_The problem:_ Going line by line through the data below, report how many lines include the word "more", with nothing added.

_Material for this task:_
####

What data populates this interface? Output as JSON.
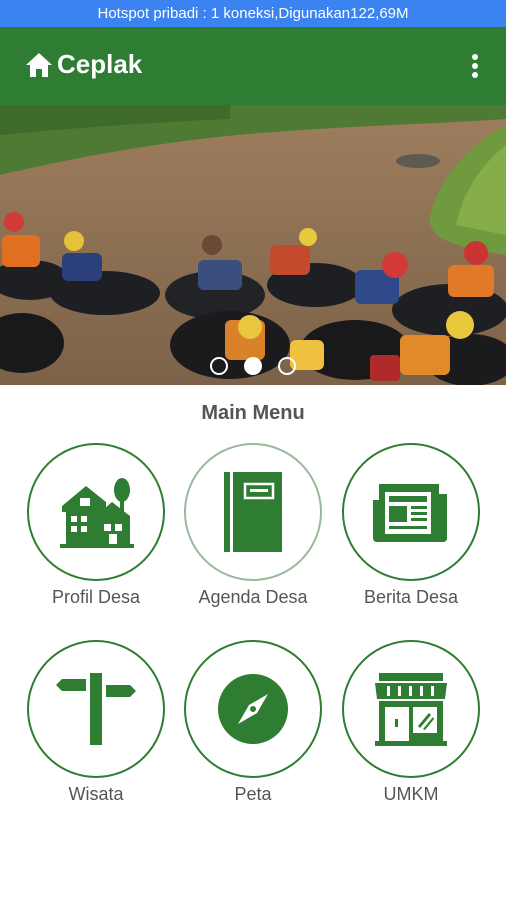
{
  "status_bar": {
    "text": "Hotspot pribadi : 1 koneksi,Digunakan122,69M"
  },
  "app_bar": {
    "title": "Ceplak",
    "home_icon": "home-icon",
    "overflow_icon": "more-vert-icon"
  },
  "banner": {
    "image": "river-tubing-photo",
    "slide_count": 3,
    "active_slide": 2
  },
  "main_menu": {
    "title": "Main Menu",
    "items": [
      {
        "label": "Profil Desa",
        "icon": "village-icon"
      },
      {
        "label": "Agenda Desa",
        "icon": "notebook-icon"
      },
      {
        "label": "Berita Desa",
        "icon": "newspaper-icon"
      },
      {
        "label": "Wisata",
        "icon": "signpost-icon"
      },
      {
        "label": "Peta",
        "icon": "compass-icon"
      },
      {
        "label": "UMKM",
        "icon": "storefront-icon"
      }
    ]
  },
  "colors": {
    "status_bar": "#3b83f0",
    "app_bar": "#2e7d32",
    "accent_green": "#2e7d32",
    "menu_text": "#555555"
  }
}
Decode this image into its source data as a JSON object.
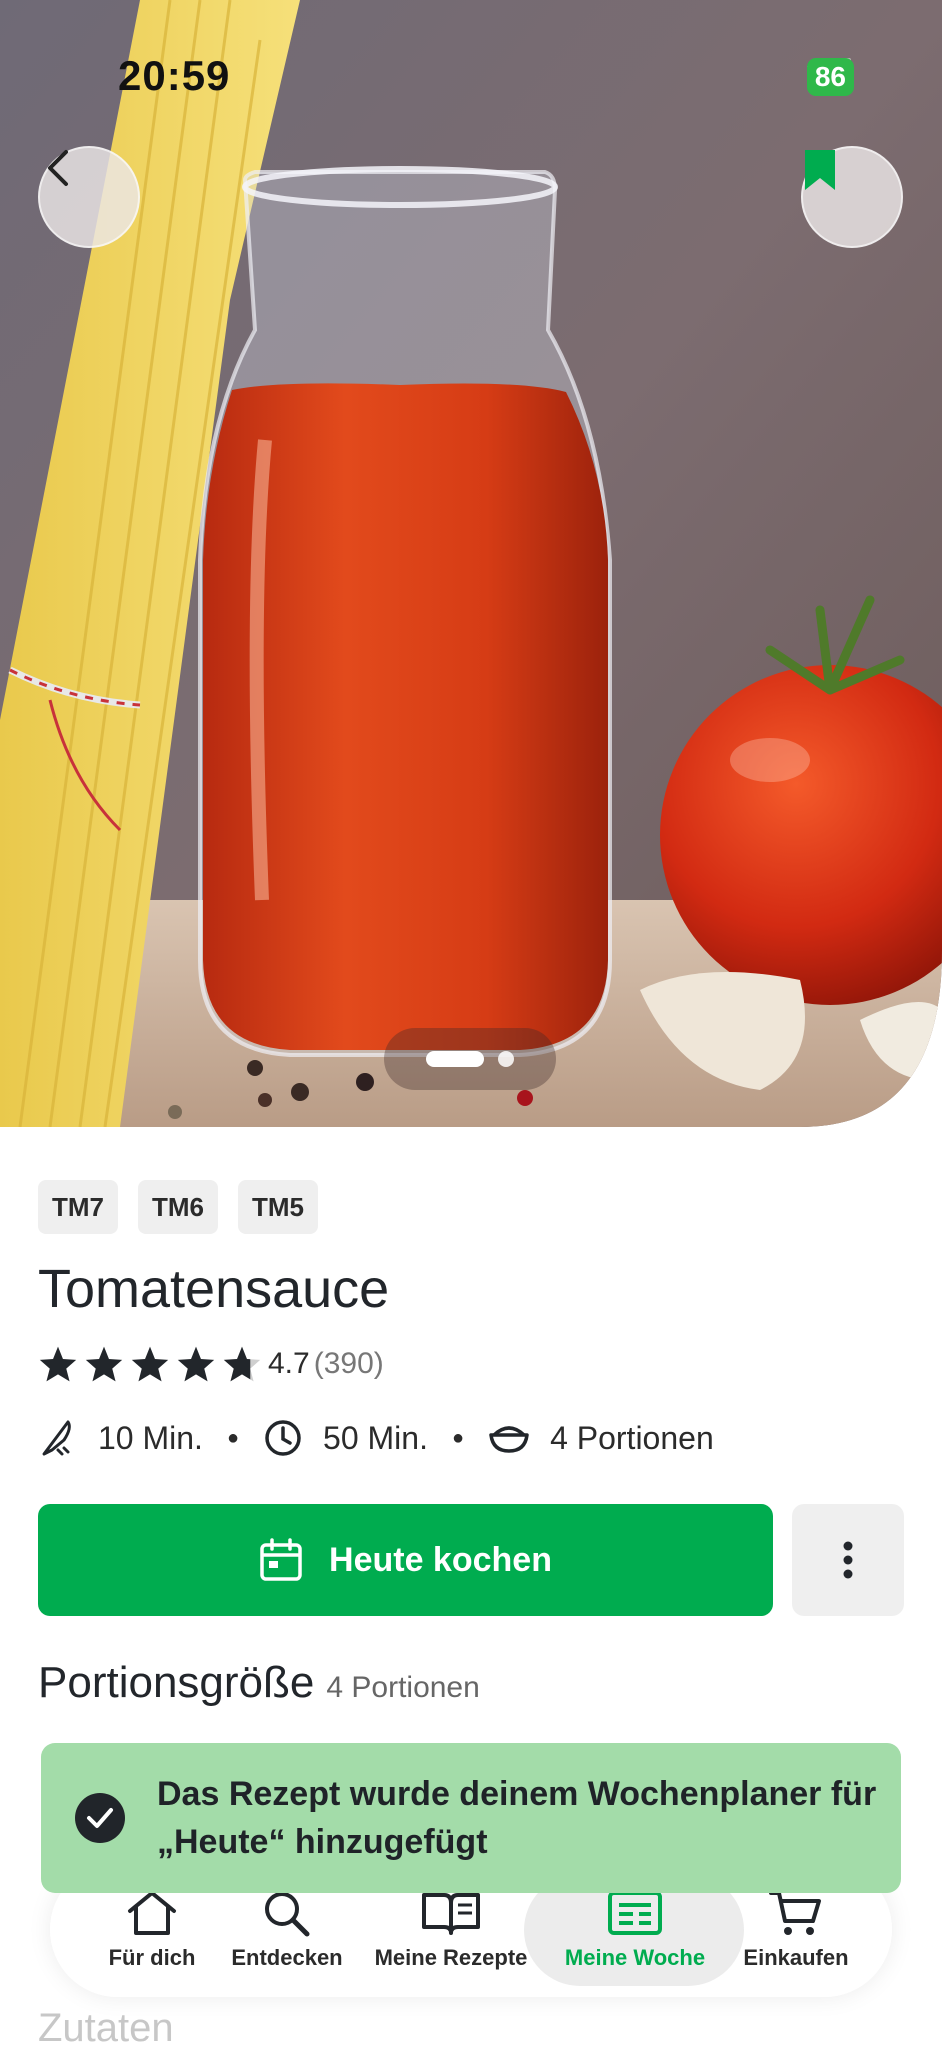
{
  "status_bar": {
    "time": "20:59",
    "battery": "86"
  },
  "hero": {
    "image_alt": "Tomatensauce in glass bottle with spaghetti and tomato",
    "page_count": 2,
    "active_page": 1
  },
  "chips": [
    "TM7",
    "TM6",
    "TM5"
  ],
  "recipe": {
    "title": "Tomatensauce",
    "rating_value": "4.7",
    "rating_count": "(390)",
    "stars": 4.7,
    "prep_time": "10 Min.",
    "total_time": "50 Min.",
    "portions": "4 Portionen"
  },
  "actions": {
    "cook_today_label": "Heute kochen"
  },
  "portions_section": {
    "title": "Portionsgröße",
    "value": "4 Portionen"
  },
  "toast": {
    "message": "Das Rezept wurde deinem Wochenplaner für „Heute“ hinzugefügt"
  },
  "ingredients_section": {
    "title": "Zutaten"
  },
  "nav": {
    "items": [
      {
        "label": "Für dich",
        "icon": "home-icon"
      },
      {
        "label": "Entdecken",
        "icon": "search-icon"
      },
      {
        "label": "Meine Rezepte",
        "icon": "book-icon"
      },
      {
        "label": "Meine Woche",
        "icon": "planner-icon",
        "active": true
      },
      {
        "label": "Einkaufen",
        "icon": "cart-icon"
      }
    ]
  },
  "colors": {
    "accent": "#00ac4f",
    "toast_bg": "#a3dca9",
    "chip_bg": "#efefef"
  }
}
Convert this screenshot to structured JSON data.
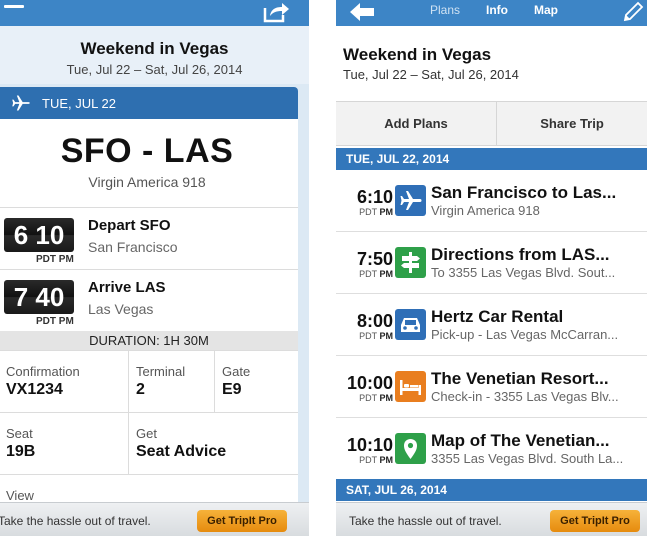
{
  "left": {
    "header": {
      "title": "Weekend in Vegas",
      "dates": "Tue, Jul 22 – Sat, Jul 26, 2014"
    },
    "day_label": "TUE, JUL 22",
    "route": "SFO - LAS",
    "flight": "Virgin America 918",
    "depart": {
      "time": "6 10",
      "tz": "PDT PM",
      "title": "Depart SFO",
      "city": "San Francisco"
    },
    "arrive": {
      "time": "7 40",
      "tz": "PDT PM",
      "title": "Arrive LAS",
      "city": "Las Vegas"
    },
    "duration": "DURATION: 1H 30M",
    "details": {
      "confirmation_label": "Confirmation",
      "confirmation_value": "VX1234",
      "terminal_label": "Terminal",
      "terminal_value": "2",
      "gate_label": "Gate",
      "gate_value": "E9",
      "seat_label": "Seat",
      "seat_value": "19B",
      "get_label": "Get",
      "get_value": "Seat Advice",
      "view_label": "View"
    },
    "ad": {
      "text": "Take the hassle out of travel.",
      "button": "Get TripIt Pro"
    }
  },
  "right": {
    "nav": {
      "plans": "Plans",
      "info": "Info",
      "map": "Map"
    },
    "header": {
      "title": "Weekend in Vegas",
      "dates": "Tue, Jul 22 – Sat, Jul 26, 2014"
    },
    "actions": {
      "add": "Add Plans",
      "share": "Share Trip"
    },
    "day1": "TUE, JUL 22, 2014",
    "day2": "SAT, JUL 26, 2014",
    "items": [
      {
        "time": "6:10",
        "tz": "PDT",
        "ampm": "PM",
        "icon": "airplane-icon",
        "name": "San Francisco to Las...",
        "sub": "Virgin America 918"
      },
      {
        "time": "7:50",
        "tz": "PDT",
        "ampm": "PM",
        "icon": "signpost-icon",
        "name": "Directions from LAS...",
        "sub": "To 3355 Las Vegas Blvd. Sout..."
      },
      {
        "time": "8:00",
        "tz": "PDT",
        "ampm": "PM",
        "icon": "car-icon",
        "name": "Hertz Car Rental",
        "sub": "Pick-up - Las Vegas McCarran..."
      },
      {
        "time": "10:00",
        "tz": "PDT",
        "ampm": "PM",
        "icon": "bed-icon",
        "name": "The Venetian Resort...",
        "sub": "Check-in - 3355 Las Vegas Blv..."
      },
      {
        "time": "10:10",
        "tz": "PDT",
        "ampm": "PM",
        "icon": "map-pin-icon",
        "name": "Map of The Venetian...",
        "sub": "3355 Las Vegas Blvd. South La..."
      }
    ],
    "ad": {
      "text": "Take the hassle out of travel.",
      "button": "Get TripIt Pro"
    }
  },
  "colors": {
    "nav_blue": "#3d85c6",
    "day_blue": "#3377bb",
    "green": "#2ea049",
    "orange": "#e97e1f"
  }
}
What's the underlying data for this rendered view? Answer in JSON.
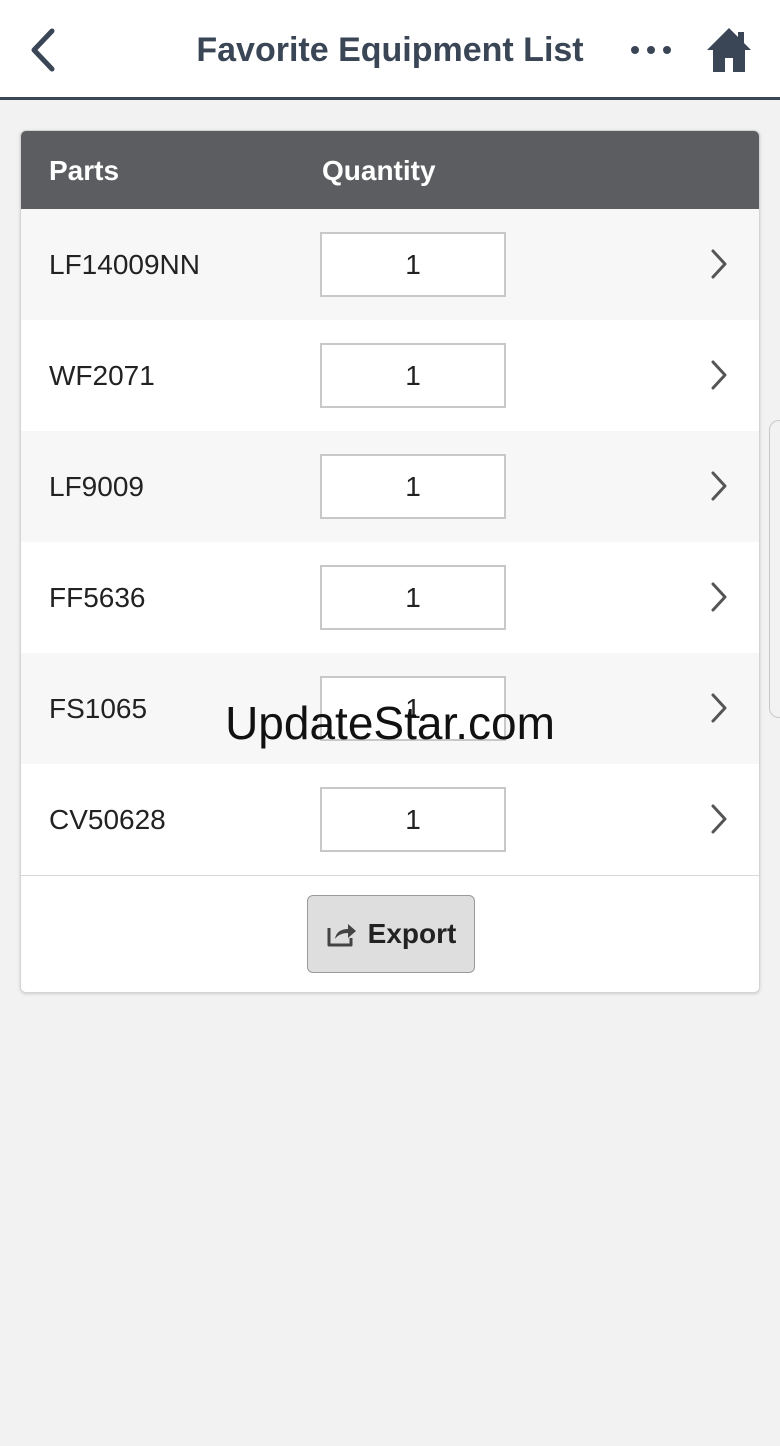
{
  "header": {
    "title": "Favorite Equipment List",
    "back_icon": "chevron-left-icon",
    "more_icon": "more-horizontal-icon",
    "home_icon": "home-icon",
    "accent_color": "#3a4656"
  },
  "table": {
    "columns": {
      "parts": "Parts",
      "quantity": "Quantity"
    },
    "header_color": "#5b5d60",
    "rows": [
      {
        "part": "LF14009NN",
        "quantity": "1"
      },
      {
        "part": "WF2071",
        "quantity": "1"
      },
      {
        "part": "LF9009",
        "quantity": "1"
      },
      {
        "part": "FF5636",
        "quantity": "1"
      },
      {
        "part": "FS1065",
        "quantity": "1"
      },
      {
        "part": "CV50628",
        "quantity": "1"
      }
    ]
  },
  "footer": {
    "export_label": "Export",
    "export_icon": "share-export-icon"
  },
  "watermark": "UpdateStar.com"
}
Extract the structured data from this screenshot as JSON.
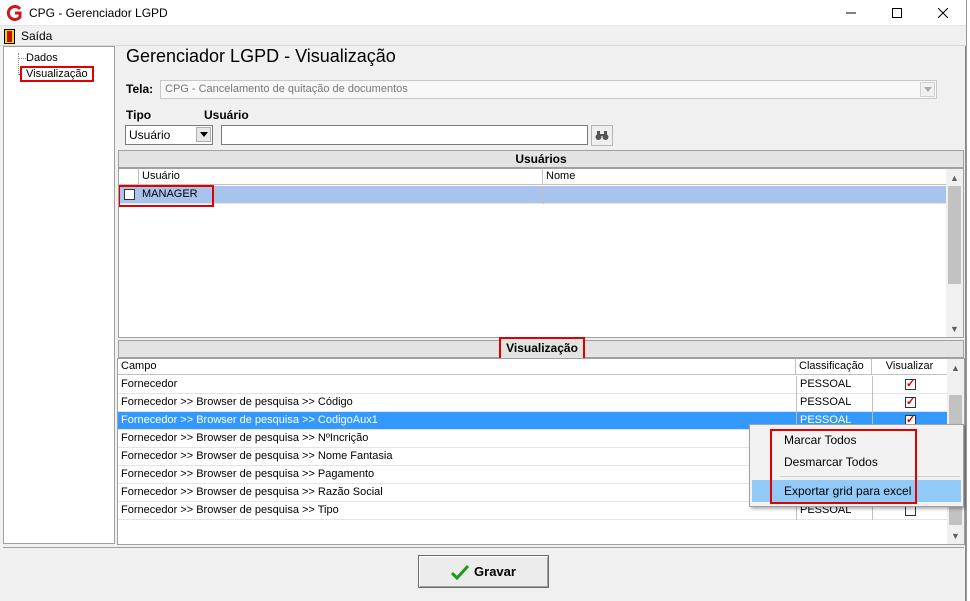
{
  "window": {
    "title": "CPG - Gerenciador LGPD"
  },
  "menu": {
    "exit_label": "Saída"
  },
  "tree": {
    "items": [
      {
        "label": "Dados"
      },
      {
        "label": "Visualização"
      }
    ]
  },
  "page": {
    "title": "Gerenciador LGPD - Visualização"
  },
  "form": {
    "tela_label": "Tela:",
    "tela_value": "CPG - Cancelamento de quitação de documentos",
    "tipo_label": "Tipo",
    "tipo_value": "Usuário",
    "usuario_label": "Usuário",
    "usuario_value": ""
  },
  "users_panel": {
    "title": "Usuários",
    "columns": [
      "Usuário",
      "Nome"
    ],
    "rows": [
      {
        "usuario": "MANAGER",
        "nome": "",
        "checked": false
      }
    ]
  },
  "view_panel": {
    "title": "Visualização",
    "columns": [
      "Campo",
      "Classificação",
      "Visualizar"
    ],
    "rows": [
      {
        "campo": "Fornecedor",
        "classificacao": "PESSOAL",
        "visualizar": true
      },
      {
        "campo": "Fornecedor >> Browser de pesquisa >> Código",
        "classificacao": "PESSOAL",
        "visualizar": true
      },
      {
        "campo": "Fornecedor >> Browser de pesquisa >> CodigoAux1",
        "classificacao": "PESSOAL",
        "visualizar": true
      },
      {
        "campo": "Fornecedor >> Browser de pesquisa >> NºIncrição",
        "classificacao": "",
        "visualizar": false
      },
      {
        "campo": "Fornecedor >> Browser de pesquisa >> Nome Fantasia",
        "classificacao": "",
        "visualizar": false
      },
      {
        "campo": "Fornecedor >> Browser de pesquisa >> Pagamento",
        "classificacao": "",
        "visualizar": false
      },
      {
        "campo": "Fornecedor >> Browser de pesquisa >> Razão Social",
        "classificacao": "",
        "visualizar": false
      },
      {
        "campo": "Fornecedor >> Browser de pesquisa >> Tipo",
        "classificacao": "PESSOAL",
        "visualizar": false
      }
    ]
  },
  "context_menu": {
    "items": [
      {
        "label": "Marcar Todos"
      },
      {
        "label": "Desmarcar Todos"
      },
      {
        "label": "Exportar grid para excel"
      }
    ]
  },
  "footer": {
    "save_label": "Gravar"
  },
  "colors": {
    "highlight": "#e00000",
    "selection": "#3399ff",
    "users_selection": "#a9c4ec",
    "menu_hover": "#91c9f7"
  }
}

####

_Your response:_ 2